So how can you take what you're discovering from this email and apply it to the situation you're in?
What new kinds of questions can you ask that can shift the way you are showing up in your circumstance?
Creating the right questions is an art, not a science. Questions direct the supercomputer between our ears to go out and seek the answers that create a more desirable experience…
Clients hire me because through our dialogue, you’ll learn the art of asking yourself more powerful questions.
Questions that give you access to creating a vision and the ability to bend your reality to match that.
It’s like an operating system upgrade allowing you to forever shift the way you deal with life’s inevitable curve balls and unlock your dormant potential within.

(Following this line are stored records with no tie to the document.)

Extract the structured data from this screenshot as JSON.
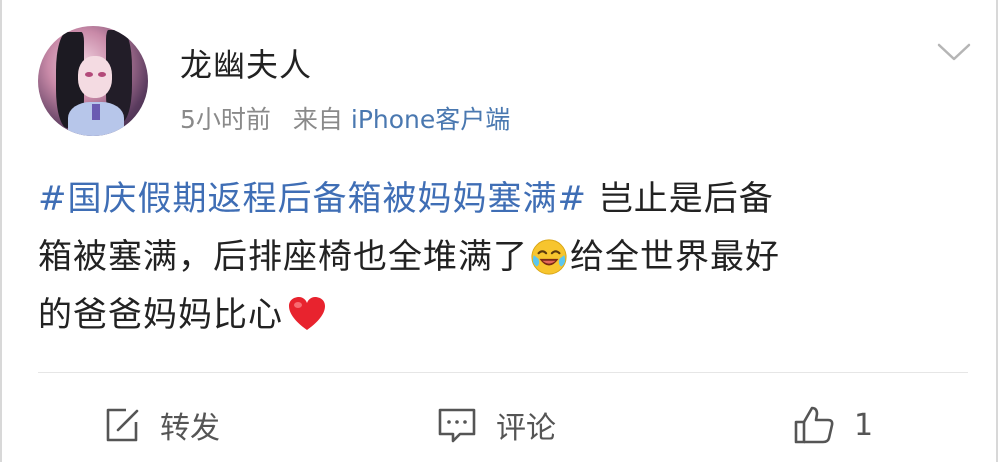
{
  "post": {
    "username": "龙幽夫人",
    "time": "5小时前",
    "source_prefix": "来自",
    "source_client": "iPhone客户端",
    "hashtag": "#国庆假期返程后备箱被妈妈塞满#",
    "text_line1": "岂止是后备",
    "text_line2": "箱被塞满，后排座椅也全堆满了",
    "text_line2b": "给全世界最好",
    "text_line3": "的爸爸妈妈比心",
    "emojis": [
      "laugh-cry-emoji",
      "heart-emoji"
    ]
  },
  "actions": {
    "repost_label": "转发",
    "comment_label": "评论",
    "like_count": "1"
  },
  "colors": {
    "hashtag": "#3f6eb5",
    "client": "#4a78b0",
    "meta": "#8a8a8a",
    "text": "#222222"
  }
}
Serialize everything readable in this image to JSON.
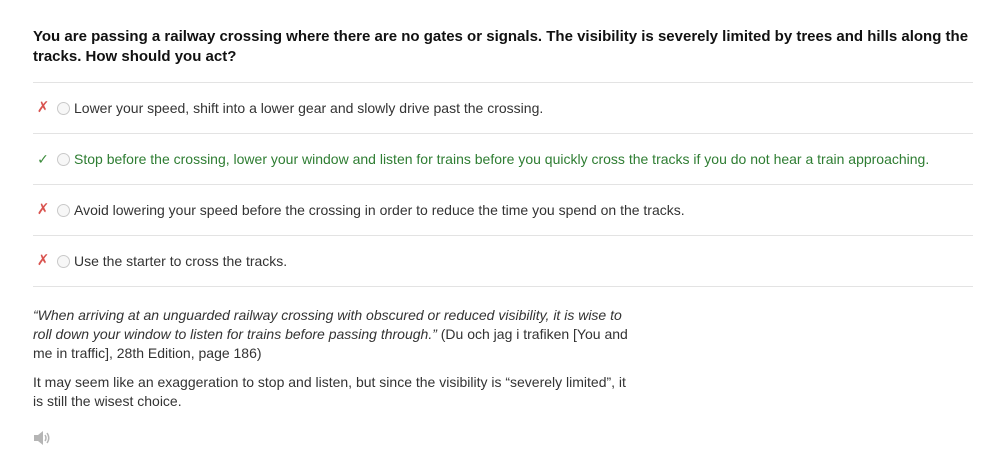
{
  "question": {
    "text": "You are passing a railway crossing where there are no gates or signals. The visibility is severely limited by trees and hills along the tracks. How should you act?"
  },
  "options": [
    {
      "text": "Lower your speed, shift into a lower gear and slowly drive past the crossing.",
      "mark": "✗",
      "status": "wrong"
    },
    {
      "text": "Stop before the crossing, lower your window and listen for trains before you quickly cross the tracks if you do not hear a train approaching.",
      "mark": "✓",
      "status": "correct"
    },
    {
      "text": "Avoid lowering your speed before the crossing in order to reduce the time you spend on the tracks.",
      "mark": "✗",
      "status": "wrong"
    },
    {
      "text": "Use the starter to cross the tracks.",
      "mark": "✗",
      "status": "wrong"
    }
  ],
  "explanation": {
    "quote": "“When arriving at an unguarded railway crossing with obscured or reduced visibility, it is wise to roll down your window to listen for trains before passing through.”",
    "source": " (Du och jag i trafiken [You and me in traffic], 28th Edition, page 186)",
    "note": "It may seem like an exaggeration to stop and listen, but since the visibility is “severely limited”, it is still the wisest choice."
  },
  "colors": {
    "correct": "#2e7d32",
    "wrong_mark": "#d9534f",
    "divider": "#e3e3e3"
  },
  "icons": {
    "audio": "speaker-icon"
  }
}
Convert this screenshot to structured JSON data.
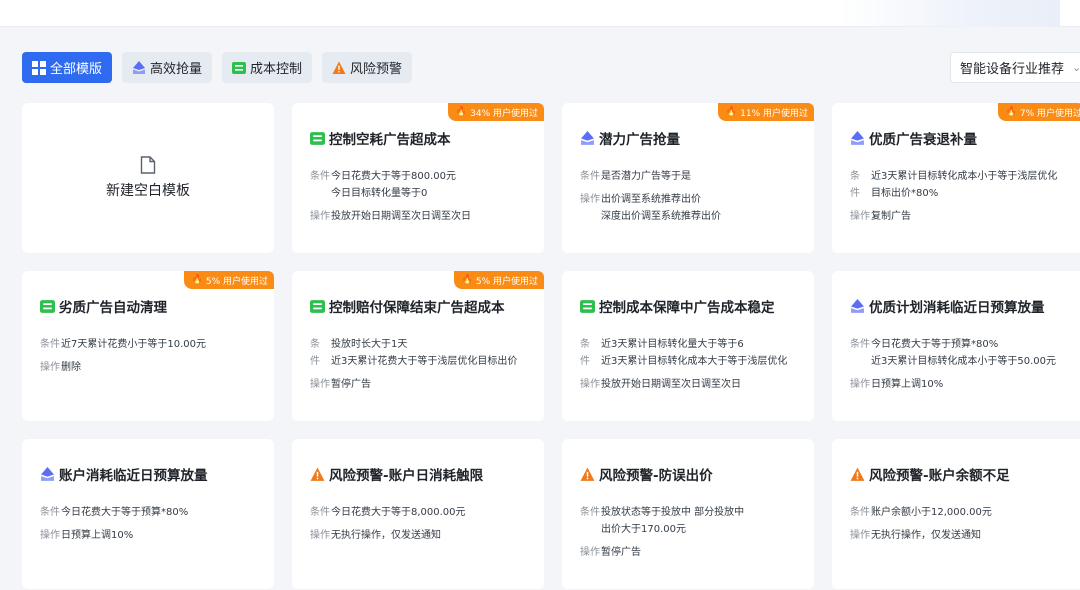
{
  "filters": [
    {
      "label": "全部模版",
      "icon": "grid-icon",
      "active": true
    },
    {
      "label": "高效抢量",
      "icon": "diamond-icon",
      "active": false
    },
    {
      "label": "成本控制",
      "icon": "cost-icon",
      "active": false
    },
    {
      "label": "风险预警",
      "icon": "warning-icon",
      "active": false
    }
  ],
  "industry_select": {
    "value": "智能设备行业推荐"
  },
  "new_template": {
    "label": "新建空白模板"
  },
  "labels": {
    "condition": "条件",
    "condition_top": "条",
    "condition_bottom": "件",
    "action": "操作"
  },
  "cards": [
    {
      "title": "控制空耗广告超成本",
      "icon": "cost-icon",
      "badge": "34% 用户使用过",
      "conditions": [
        "今日花费大于等于800.00元",
        "今日目标转化量等于0"
      ],
      "actions": [
        "投放开始日期调至次日调至次日"
      ]
    },
    {
      "title": "潜力广告抢量",
      "icon": "diamond-icon",
      "badge": "11% 用户使用过",
      "conditions": [
        "是否潜力广告等于是"
      ],
      "actions": [
        "出价调至系统推荐出价",
        "深度出价调至系统推荐出价"
      ]
    },
    {
      "title": "优质广告衰退补量",
      "icon": "diamond-icon",
      "badge": "7% 用户使用过",
      "conditions": [
        "近3天累计目标转化成本小于等于浅层优化",
        "目标出价*80%"
      ],
      "actions": [
        "复制广告"
      ]
    },
    {
      "title": "劣质广告自动清理",
      "icon": "cost-icon",
      "badge": "5% 用户使用过",
      "conditions": [
        "近7天累计花费小于等于10.00元"
      ],
      "actions": [
        "删除"
      ]
    },
    {
      "title": "控制赔付保障结束广告超成本",
      "icon": "cost-icon",
      "badge": "5% 用户使用过",
      "conditions": [
        "投放时长大于1天",
        "近3天累计花费大于等于浅层优化目标出价"
      ],
      "actions": [
        "暂停广告"
      ]
    },
    {
      "title": "控制成本保障中广告成本稳定",
      "icon": "cost-icon",
      "badge": "",
      "conditions": [
        "近3天累计目标转化量大于等于6",
        "近3天累计目标转化成本大于等于浅层优化"
      ],
      "actions": [
        "投放开始日期调至次日调至次日"
      ]
    },
    {
      "title": "优质计划消耗临近日预算放量",
      "icon": "diamond-icon",
      "badge": "",
      "conditions": [
        "今日花费大于等于预算*80%",
        "近3天累计目标转化成本小于等于50.00元"
      ],
      "actions": [
        "日预算上调10%"
      ]
    },
    {
      "title": "账户消耗临近日预算放量",
      "icon": "diamond-icon",
      "badge": "",
      "conditions": [
        "今日花费大于等于预算*80%"
      ],
      "actions": [
        "日预算上调10%"
      ]
    },
    {
      "title": "风险预警-账户日消耗触限",
      "icon": "warning-icon",
      "badge": "",
      "conditions": [
        "今日花费大于等于8,000.00元"
      ],
      "actions": [
        "无执行操作，仅发送通知"
      ]
    },
    {
      "title": "风险预警-防误出价",
      "icon": "warning-icon",
      "badge": "",
      "conditions": [
        "投放状态等于投放中 部分投放中",
        "出价大于170.00元"
      ],
      "actions": [
        "暂停广告"
      ]
    },
    {
      "title": "风险预警-账户余额不足",
      "icon": "warning-icon",
      "badge": "",
      "conditions": [
        "账户余额小于12,000.00元"
      ],
      "actions": [
        "无执行操作，仅发送通知"
      ]
    }
  ],
  "colors": {
    "primary": "#2f6bf0",
    "badge": "#fa8c16",
    "cost": "#2fbf4f",
    "diamond": "#5b6ef5",
    "warning": "#f07a1a"
  }
}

If this message lands as a path that you’d like to explore together, email me at [email protected] and tell me a little bit about what you’d like to create and I can let you know if I can help.
Sometimes we need someone to hold a mirror to us and so we can see where we’re holding ourselves back.
If you’re ready, I can be that mirror for you and help you expand the vision for what is possible in your life.
Clayton has been empowering individuals and couples from around the world to find harmony and authenticity in their relationships. With a background in Professional Coaching and Neuro Linguistic Programming, Clayton takes a holistic approach to carefully reconstructing what is truly possible for his clients. Through his work he has revitalized relationships, brought together lost loves, and witnessed clients find their soul mates. Clayton's content has been seen on Fox news magazine, Huffington post, the Goodmen project and he's even had an article featured on The View.